## TASK DIRECTIONS
In your copy, the records appear word for word and the pictures do not appear at all.

## INFORMATION
-- Opening Marker --

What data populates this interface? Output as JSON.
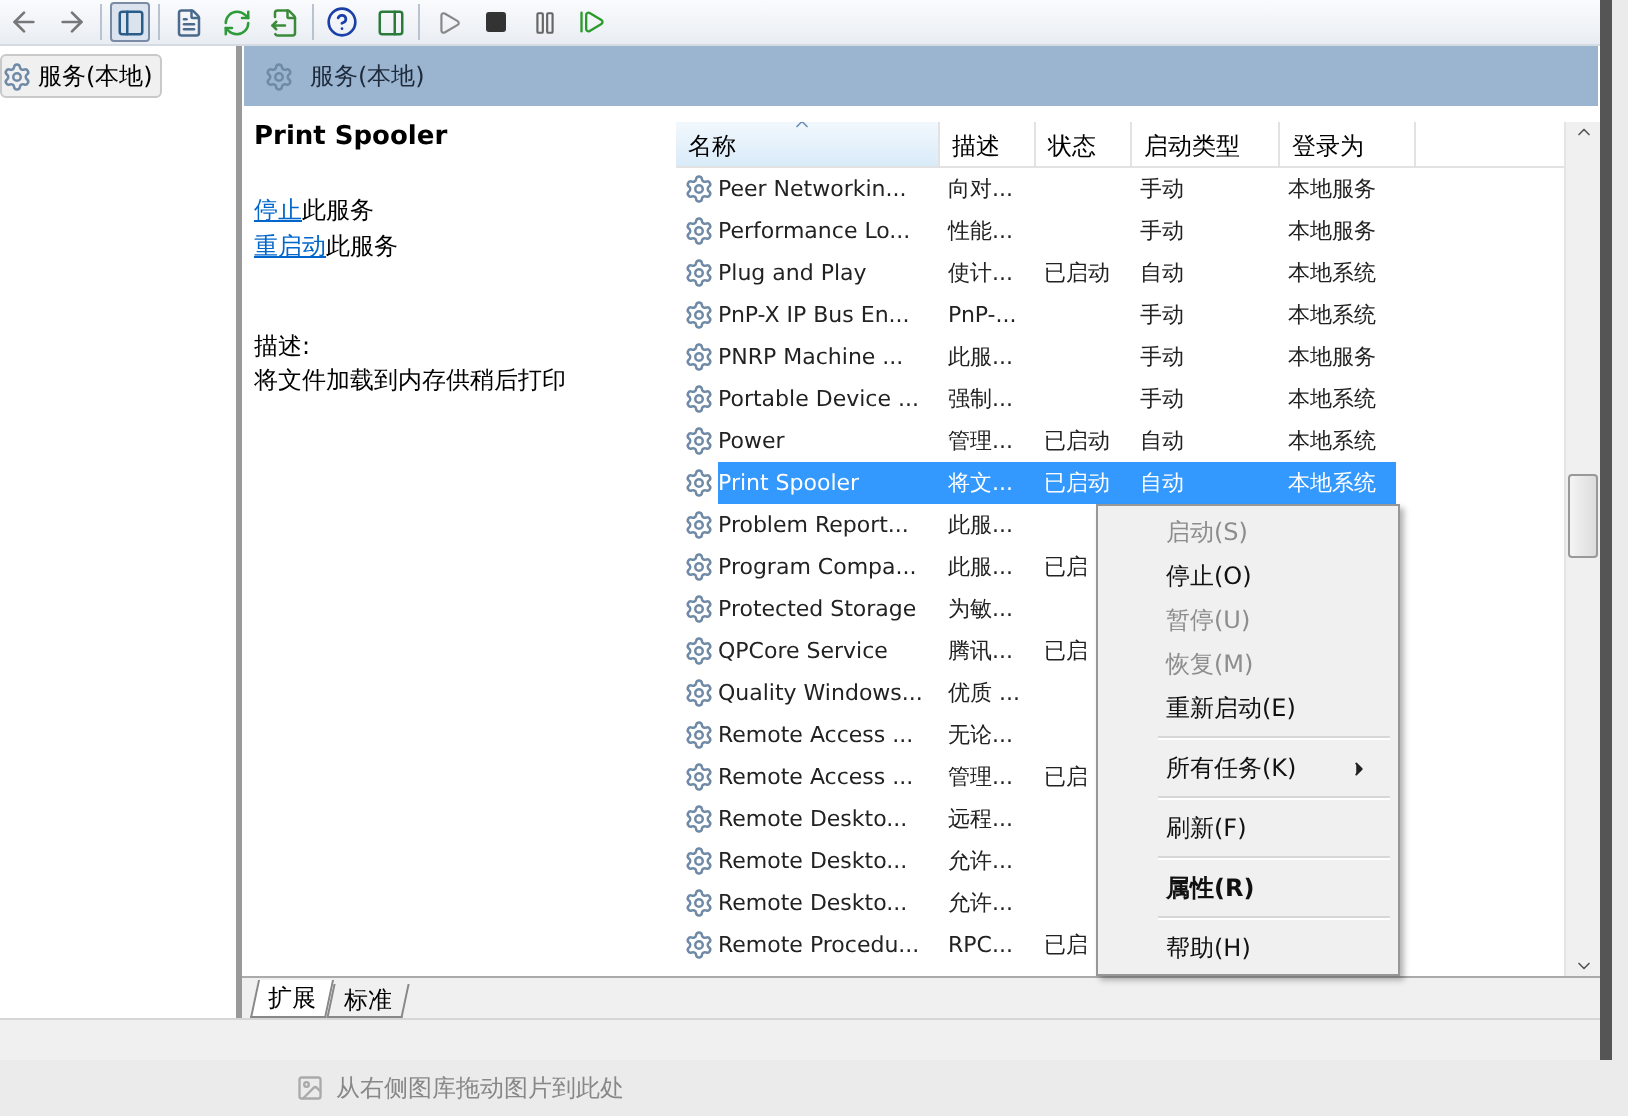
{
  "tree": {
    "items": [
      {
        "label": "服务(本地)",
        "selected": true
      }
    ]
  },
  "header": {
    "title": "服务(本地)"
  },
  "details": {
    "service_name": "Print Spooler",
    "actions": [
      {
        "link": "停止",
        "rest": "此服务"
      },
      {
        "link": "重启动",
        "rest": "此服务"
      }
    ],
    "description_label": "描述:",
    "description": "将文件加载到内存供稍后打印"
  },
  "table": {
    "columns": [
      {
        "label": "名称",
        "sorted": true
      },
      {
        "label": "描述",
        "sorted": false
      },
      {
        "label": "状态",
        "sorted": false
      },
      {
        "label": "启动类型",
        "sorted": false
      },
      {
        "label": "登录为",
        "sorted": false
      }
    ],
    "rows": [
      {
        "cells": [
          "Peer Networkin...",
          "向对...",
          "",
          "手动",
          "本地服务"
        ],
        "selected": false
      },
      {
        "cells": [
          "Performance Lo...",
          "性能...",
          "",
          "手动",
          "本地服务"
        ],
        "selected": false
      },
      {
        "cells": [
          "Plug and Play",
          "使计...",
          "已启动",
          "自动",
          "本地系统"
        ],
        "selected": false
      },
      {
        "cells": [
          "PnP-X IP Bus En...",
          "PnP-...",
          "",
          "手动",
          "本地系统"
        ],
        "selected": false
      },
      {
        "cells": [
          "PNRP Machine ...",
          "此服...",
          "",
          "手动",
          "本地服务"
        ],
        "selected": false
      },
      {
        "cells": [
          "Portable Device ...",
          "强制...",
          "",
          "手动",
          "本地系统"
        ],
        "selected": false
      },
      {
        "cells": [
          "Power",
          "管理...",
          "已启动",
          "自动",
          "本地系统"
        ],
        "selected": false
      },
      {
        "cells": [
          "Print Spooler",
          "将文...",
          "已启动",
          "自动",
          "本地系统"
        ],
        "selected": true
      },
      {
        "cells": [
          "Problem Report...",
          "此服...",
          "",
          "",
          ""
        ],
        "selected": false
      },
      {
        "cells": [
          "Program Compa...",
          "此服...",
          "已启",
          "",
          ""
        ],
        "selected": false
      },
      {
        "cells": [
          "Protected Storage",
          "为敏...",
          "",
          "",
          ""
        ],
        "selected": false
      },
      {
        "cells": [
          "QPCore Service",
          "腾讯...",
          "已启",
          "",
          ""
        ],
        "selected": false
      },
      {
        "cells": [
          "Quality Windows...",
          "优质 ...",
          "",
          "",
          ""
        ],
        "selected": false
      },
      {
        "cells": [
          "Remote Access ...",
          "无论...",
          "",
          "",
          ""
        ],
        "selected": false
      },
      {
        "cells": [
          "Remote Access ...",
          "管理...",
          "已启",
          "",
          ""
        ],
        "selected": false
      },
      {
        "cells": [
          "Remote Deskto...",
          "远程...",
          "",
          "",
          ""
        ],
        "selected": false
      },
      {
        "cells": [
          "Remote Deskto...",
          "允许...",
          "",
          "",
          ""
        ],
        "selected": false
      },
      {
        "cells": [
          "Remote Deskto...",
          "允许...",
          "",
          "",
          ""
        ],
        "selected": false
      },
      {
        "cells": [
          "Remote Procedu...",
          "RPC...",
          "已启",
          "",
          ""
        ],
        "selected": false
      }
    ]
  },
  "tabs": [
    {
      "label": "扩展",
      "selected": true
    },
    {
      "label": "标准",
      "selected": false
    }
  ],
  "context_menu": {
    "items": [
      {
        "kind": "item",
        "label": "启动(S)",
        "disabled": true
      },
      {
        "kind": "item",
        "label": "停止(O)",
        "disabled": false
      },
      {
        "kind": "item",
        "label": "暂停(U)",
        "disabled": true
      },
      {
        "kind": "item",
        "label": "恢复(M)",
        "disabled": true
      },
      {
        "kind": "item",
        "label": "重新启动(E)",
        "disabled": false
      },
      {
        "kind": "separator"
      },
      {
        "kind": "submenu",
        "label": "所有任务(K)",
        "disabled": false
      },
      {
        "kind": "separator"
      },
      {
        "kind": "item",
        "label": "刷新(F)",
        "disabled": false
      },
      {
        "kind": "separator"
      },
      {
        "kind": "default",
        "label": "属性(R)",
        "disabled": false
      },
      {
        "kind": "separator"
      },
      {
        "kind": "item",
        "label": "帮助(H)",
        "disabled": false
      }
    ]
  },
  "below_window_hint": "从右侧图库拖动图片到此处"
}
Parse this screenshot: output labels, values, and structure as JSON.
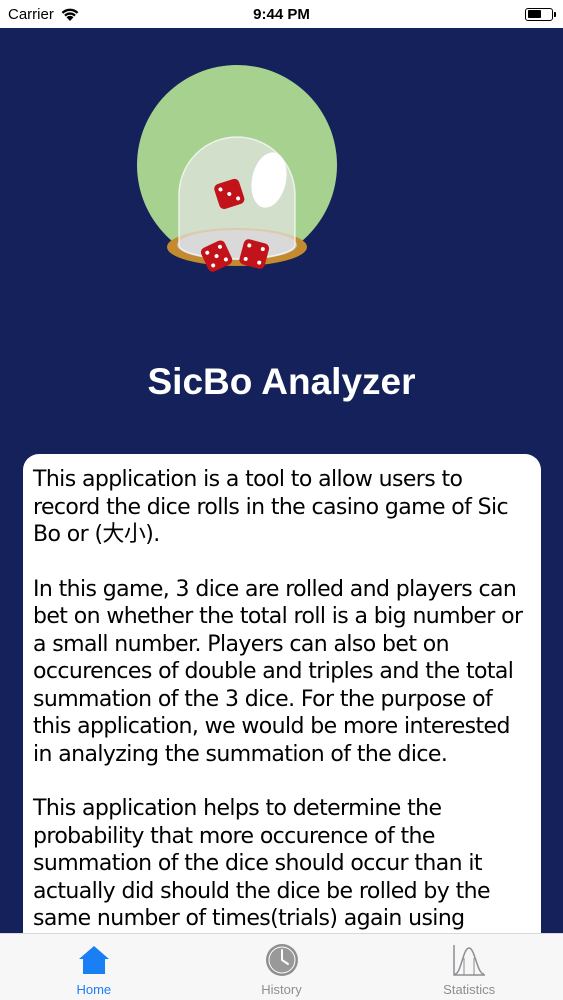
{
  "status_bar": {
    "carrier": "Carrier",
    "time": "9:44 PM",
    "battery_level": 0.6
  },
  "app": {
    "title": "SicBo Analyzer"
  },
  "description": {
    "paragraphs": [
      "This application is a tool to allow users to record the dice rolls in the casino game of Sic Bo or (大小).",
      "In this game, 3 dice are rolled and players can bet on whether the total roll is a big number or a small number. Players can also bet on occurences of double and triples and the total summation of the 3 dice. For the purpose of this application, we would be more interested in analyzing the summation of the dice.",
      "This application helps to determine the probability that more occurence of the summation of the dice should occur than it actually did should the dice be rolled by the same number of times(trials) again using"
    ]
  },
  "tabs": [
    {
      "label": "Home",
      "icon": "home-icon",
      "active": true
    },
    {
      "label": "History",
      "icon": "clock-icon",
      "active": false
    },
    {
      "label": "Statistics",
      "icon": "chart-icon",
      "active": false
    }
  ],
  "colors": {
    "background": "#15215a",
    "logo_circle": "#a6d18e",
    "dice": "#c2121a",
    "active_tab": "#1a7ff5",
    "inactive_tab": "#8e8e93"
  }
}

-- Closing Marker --

## RESULT OF THE TASK
What data populates this interface? Output as JSON.
{
  "tree": {
    "items": [
      {
        "label": "服务(本地)",
        "selected": true
      }
    ]
  },
  "header": {
    "title": "服务(本地)"
  },
  "details": {
    "service_name": "Print Spooler",
    "actions": [
      {
        "link": "停止",
        "rest": "此服务"
      },
      {
        "link": "重启动",
        "rest": "此服务"
      }
    ],
    "description_label": "描述:",
    "description": "将文件加载到内存供稍后打印"
  },
  "table": {
    "columns": [
      {
        "label": "名称",
        "sorted": true
      },
      {
        "label": "描述",
        "sorted": false
      },
      {
        "label": "状态",
        "sorted": false
      },
      {
        "label": "启动类型",
        "sorted": false
      },
      {
        "label": "登录为",
        "sorted": false
      }
    ],
    "rows": [
      {
        "cells": [
          "Peer Networkin...",
          "向对...",
          "",
          "手动",
          "本地服务"
        ],
        "selected": false
      },
      {
        "cells": [
          "Performance Lo...",
          "性能...",
          "",
          "手动",
          "本地服务"
        ],
        "selected": false
      },
      {
        "cells": [
          "Plug and Play",
          "使计...",
          "已启动",
          "自动",
          "本地系统"
        ],
        "selected": false
      },
      {
        "cells": [
          "PnP-X IP Bus En...",
          "PnP-...",
          "",
          "手动",
          "本地系统"
        ],
        "selected": false
      },
      {
        "cells": [
          "PNRP Machine ...",
          "此服...",
          "",
          "手动",
          "本地服务"
        ],
        "selected": false
      },
      {
        "cells": [
          "Portable Device ...",
          "强制...",
          "",
          "手动",
          "本地系统"
        ],
        "selected": false
      },
      {
        "cells": [
          "Power",
          "管理...",
          "已启动",
          "自动",
          "本地系统"
        ],
        "selected": false
      },
      {
        "cells": [
          "Print Spooler",
          "将文...",
          "已启动",
          "自动",
          "本地系统"
        ],
        "selected": true
      },
      {
        "cells": [
          "Problem Report...",
          "此服...",
          "",
          "",
          ""
        ],
        "selected": false
      },
      {
        "cells": [
          "Program Compa...",
          "此服...",
          "已启",
          "",
          ""
        ],
        "selected": false
      },
      {
        "cells": [
          "Protected Storage",
          "为敏...",
          "",
          "",
          ""
        ],
        "selected": false
      },
      {
        "cells": [
          "QPCore Service",
          "腾讯...",
          "已启",
          "",
          ""
        ],
        "selected": false
      },
      {
        "cells": [
          "Quality Windows...",
          "优质 ...",
          "",
          "",
          ""
        ],
        "selected": false
      },
      {
        "cells": [
          "Remote Access ...",
          "无论...",
          "",
          "",
          ""
        ],
        "selected": false
      },
      {
        "cells": [
          "Remote Access ...",
          "管理...",
          "已启",
          "",
          ""
        ],
        "selected": false
      },
      {
        "cells": [
          "Remote Deskto...",
          "远程...",
          "",
          "",
          ""
        ],
        "selected": false
      },
      {
        "cells": [
          "Remote Deskto...",
          "允许...",
          "",
          "",
          ""
        ],
        "selected": false
      },
      {
        "cells": [
          "Remote Deskto...",
          "允许...",
          "",
          "",
          ""
        ],
        "selected": false
      },
      {
        "cells": [
          "Remote Procedu...",
          "RPC...",
          "已启",
          "",
          ""
        ],
        "selected": false
      }
    ]
  },
  "tabs": [
    {
      "label": "扩展",
      "selected": true
    },
    {
      "label": "标准",
      "selected": false
    }
  ],
  "context_menu": {
    "items": [
      {
        "kind": "item",
        "label": "启动(S)",
        "disabled": true
      },
      {
        "kind": "item",
        "label": "停止(O)",
        "disabled": false
      },
      {
        "kind": "item",
        "label": "暂停(U)",
        "disabled": true
      },
      {
        "kind": "item",
        "label": "恢复(M)",
        "disabled": true
      },
      {
        "kind": "item",
        "label": "重新启动(E)",
        "disabled": false
      },
      {
        "kind": "separator"
      },
      {
        "kind": "submenu",
        "label": "所有任务(K)",
        "disabled": false
      },
      {
        "kind": "separator"
      },
      {
        "kind": "item",
        "label": "刷新(F)",
        "disabled": false
      },
      {
        "kind": "separator"
      },
      {
        "kind": "default",
        "label": "属性(R)",
        "disabled": false
      },
      {
        "kind": "separator"
      },
      {
        "kind": "item",
        "label": "帮助(H)",
        "disabled": false
      }
    ]
  },
  "below_window_hint": "从右侧图库拖动图片到此处"
}
Parse this screenshot: output labels, values, and structure as JSON.
{
  "status_bar": {
    "carrier": "Carrier",
    "time": "9:44 PM",
    "battery_level": 0.6
  },
  "app": {
    "title": "SicBo Analyzer"
  },
  "description": {
    "paragraphs": [
      "This application is a tool to allow users to record the dice rolls in the casino game of Sic Bo or (大小).",
      "In this game, 3 dice are rolled and players can bet on whether the total roll is a big number or a small number. Players can also bet on occurences of double and triples and the total summation of the 3 dice. For the purpose of this application, we would be more interested in analyzing the summation of the dice.",
      "This application helps to determine the probability that more occurence of the summation of the dice should occur than it actually did should the dice be rolled by the same number of times(trials) again using"
    ]
  },
  "tabs": [
    {
      "label": "Home",
      "icon": "home-icon",
      "active": true
    },
    {
      "label": "History",
      "icon": "clock-icon",
      "active": false
    },
    {
      "label": "Statistics",
      "icon": "chart-icon",
      "active": false
    }
  ],
  "colors": {
    "background": "#15215a",
    "logo_circle": "#a6d18e",
    "dice": "#c2121a",
    "active_tab": "#1a7ff5",
    "inactive_tab": "#8e8e93"
  }
}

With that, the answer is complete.